DATA UNDER STUDY:
□ □ □
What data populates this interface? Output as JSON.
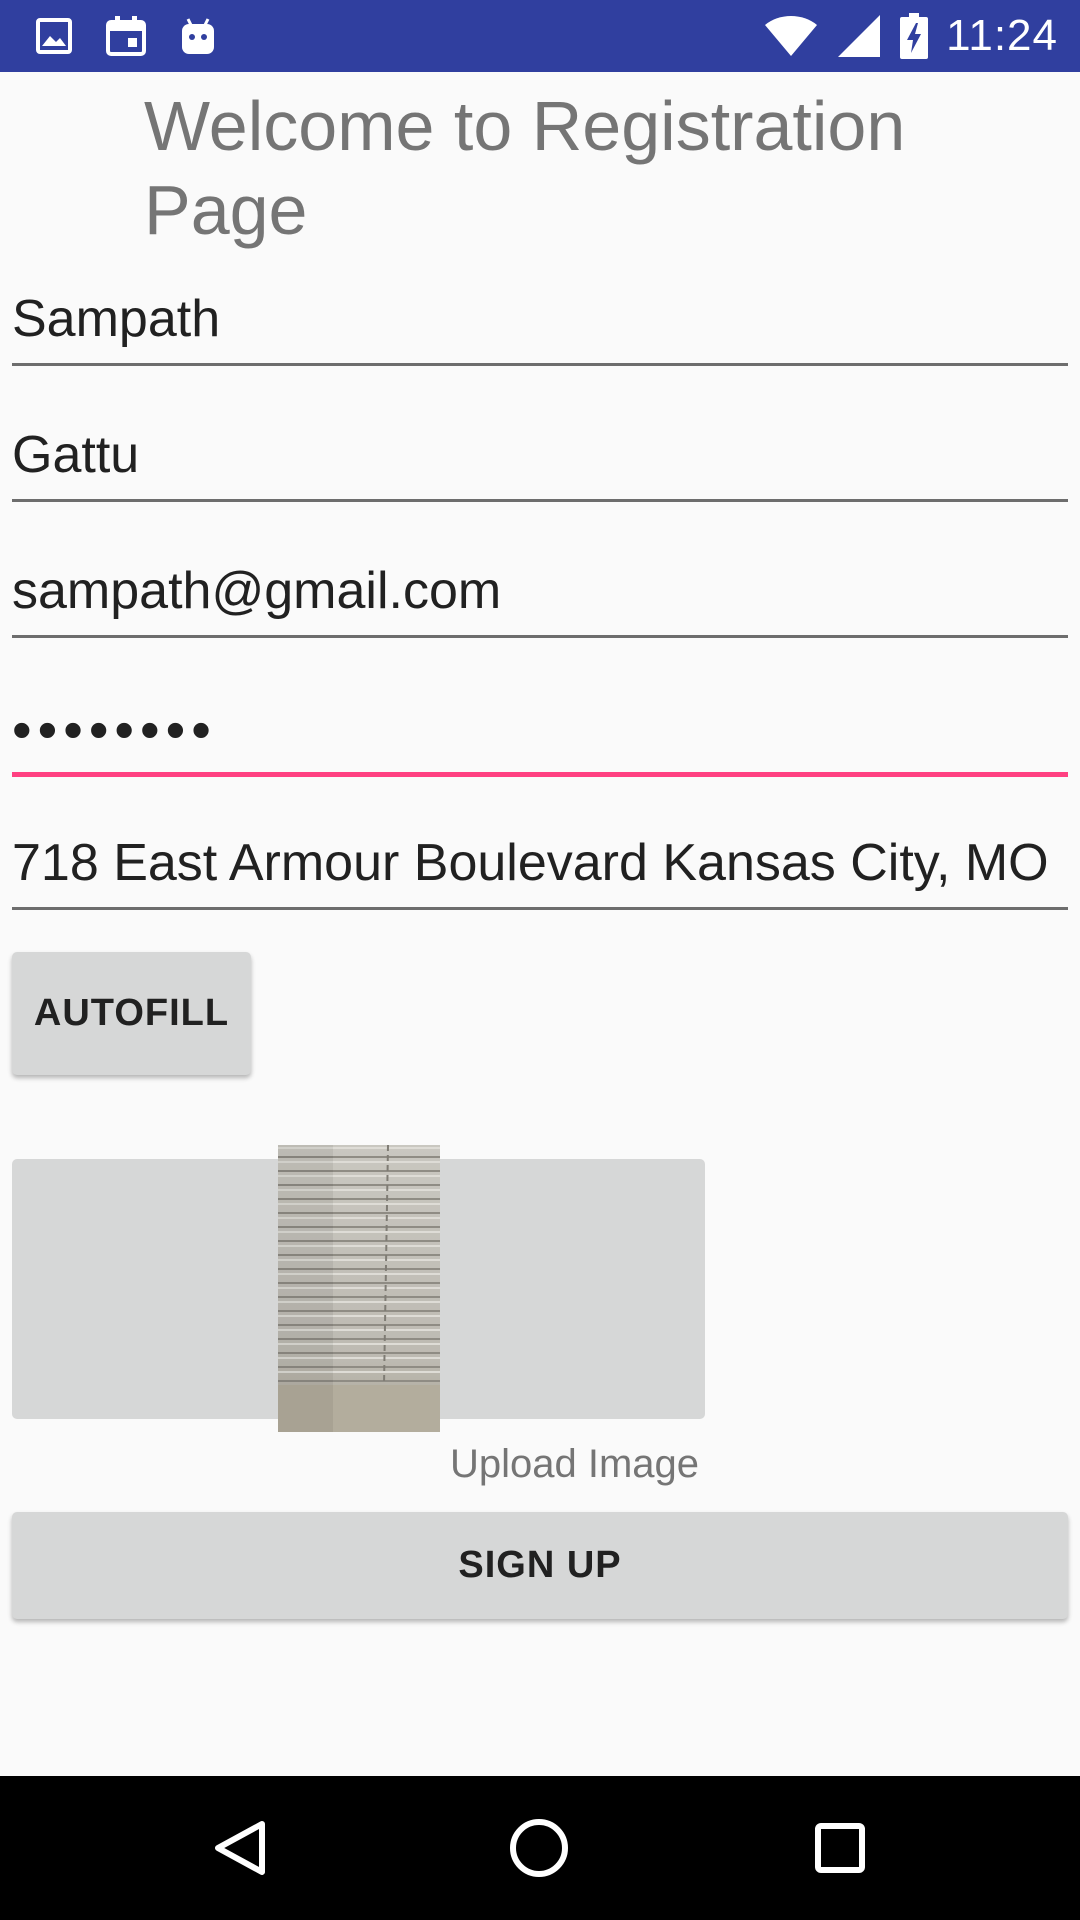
{
  "status_bar": {
    "time": "11:24",
    "left_icons": [
      "image-icon",
      "calendar-icon",
      "android-icon"
    ],
    "right_icons": [
      "wifi-icon",
      "cell-signal-icon",
      "battery-charging-icon"
    ],
    "background": "#303f9f"
  },
  "page": {
    "title": "Welcome to Registration Page"
  },
  "form": {
    "first_name": "Sampath",
    "last_name": "Gattu",
    "email": "sampath@gmail.com",
    "password_masked": "••••••••",
    "address": "718 East Armour Boulevard Kansas City, MO",
    "focus_color": "#ff4081"
  },
  "buttons": {
    "autofill": "AUTOFILL",
    "sign_up": "SIGN UP"
  },
  "image_upload": {
    "label": "Upload Image"
  },
  "nav_bar": {
    "icons": [
      "back-icon",
      "home-icon",
      "recents-icon"
    ]
  }
}
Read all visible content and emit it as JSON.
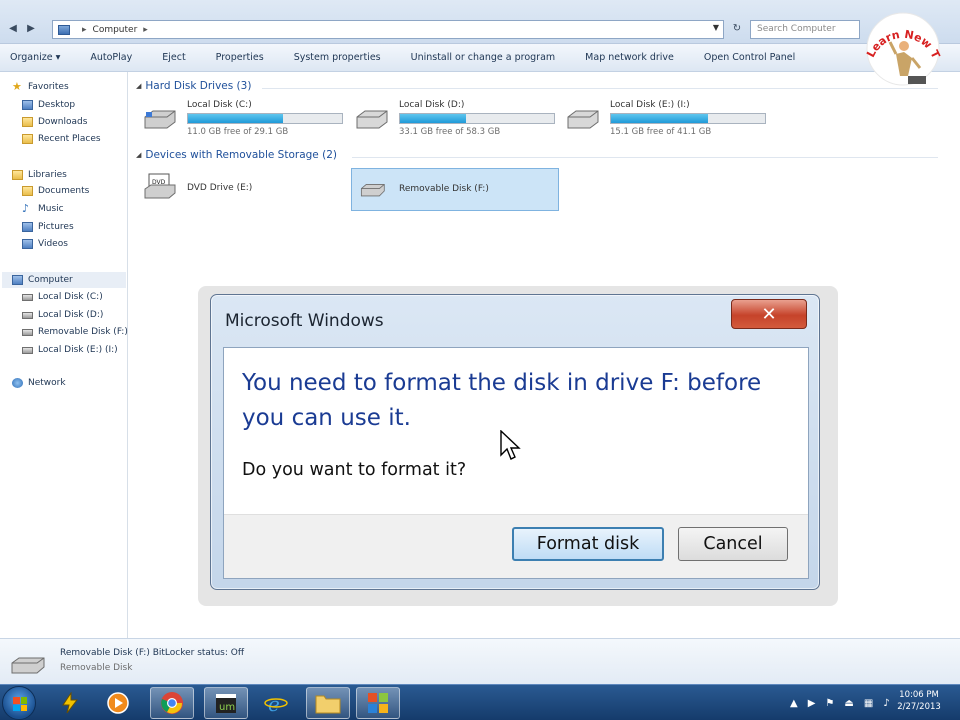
{
  "address_bar": {
    "path": [
      "Computer"
    ],
    "search_placeholder": "Search Computer"
  },
  "toolbar": {
    "commands": [
      "Organize ▾",
      "AutoPlay",
      "Eject",
      "Properties",
      "System properties",
      "Uninstall or change a program",
      "Map network drive",
      "Open Control Panel"
    ]
  },
  "logo": {
    "text": "Learn New Things"
  },
  "nav": {
    "favorites": {
      "label": "Favorites",
      "items": [
        "Desktop",
        "Downloads",
        "Recent Places"
      ]
    },
    "libraries": {
      "label": "Libraries",
      "items": [
        "Documents",
        "Music",
        "Pictures",
        "Videos"
      ]
    },
    "computer": {
      "label": "Computer",
      "items": [
        "Local Disk (C:)",
        "Local Disk (D:)",
        "Removable Disk (F:)",
        "Local Disk (E:) (I:)"
      ]
    },
    "network": {
      "label": "Network"
    }
  },
  "content": {
    "hard_disks": {
      "header": "Hard Disk Drives (3)",
      "drives": [
        {
          "name": "Local Disk (C:)",
          "free_text": "11.0 GB free of 29.1 GB",
          "used_fraction": 0.62
        },
        {
          "name": "Local Disk (D:)",
          "free_text": "33.1 GB free of 58.3 GB",
          "used_fraction": 0.43
        },
        {
          "name": "Local Disk (E:) (I:)",
          "free_text": "15.1 GB free of 41.1 GB",
          "used_fraction": 0.63
        }
      ]
    },
    "removable": {
      "header": "Devices with Removable Storage (2)",
      "devices": [
        {
          "name": "DVD Drive (E:)"
        },
        {
          "name": "Removable Disk (F:)"
        }
      ]
    }
  },
  "details": {
    "line1": "Removable Disk (F:)   BitLocker status: Off",
    "line2": "Removable Disk"
  },
  "dialog": {
    "title": "Microsoft Windows",
    "message": "You need to format the disk in drive F: before you can use it.",
    "question": "Do you want to format it?",
    "primary_button": "Format disk",
    "cancel_button": "Cancel"
  },
  "taskbar": {
    "clock_time": "10:06 PM",
    "clock_date": "2/27/2013"
  }
}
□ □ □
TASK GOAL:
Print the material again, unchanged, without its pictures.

EXERCISE RESPONSE:
What data populates this interface? Output as JSON.
{
  "status_bar": {
    "time": "11:24",
    "left_icons": [
      "image-icon",
      "calendar-icon",
      "android-icon"
    ],
    "right_icons": [
      "wifi-icon",
      "cell-signal-icon",
      "battery-charging-icon"
    ],
    "background": "#303f9f"
  },
  "page": {
    "title": "Welcome to Registration Page"
  },
  "form": {
    "first_name": "Sampath",
    "last_name": "Gattu",
    "email": "sampath@gmail.com",
    "password_masked": "••••••••",
    "address": "718 East Armour Boulevard Kansas City, MO",
    "focus_color": "#ff4081"
  },
  "buttons": {
    "autofill": "AUTOFILL",
    "sign_up": "SIGN UP"
  },
  "image_upload": {
    "label": "Upload Image"
  },
  "nav_bar": {
    "icons": [
      "back-icon",
      "home-icon",
      "recents-icon"
    ]
  }
}
Read all visible content and emit it as JSON.
{
  "address_bar": {
    "path": [
      "Computer"
    ],
    "search_placeholder": "Search Computer"
  },
  "toolbar": {
    "commands": [
      "Organize ▾",
      "AutoPlay",
      "Eject",
      "Properties",
      "System properties",
      "Uninstall or change a program",
      "Map network drive",
      "Open Control Panel"
    ]
  },
  "logo": {
    "text": "Learn New Things"
  },
  "nav": {
    "favorites": {
      "label": "Favorites",
      "items": [
        "Desktop",
        "Downloads",
        "Recent Places"
      ]
    },
    "libraries": {
      "label": "Libraries",
      "items": [
        "Documents",
        "Music",
        "Pictures",
        "Videos"
      ]
    },
    "computer": {
      "label": "Computer",
      "items": [
        "Local Disk (C:)",
        "Local Disk (D:)",
        "Removable Disk (F:)",
        "Local Disk (E:) (I:)"
      ]
    },
    "network": {
      "label": "Network"
    }
  },
  "content": {
    "hard_disks": {
      "header": "Hard Disk Drives (3)",
      "drives": [
        {
          "name": "Local Disk (C:)",
          "free_text": "11.0 GB free of 29.1 GB",
          "used_fraction": 0.62
        },
        {
          "name": "Local Disk (D:)",
          "free_text": "33.1 GB free of 58.3 GB",
          "used_fraction": 0.43
        },
        {
          "name": "Local Disk (E:) (I:)",
          "free_text": "15.1 GB free of 41.1 GB",
          "used_fraction": 0.63
        }
      ]
    },
    "removable": {
      "header": "Devices with Removable Storage (2)",
      "devices": [
        {
          "name": "DVD Drive (E:)"
        },
        {
          "name": "Removable Disk (F:)"
        }
      ]
    }
  },
  "details": {
    "line1": "Removable Disk (F:)   BitLocker status: Off",
    "line2": "Removable Disk"
  },
  "dialog": {
    "title": "Microsoft Windows",
    "message": "You need to format the disk in drive F: before you can use it.",
    "question": "Do you want to format it?",
    "primary_button": "Format disk",
    "cancel_button": "Cancel"
  },
  "taskbar": {
    "clock_time": "10:06 PM",
    "clock_date": "2/27/2013"
  }
}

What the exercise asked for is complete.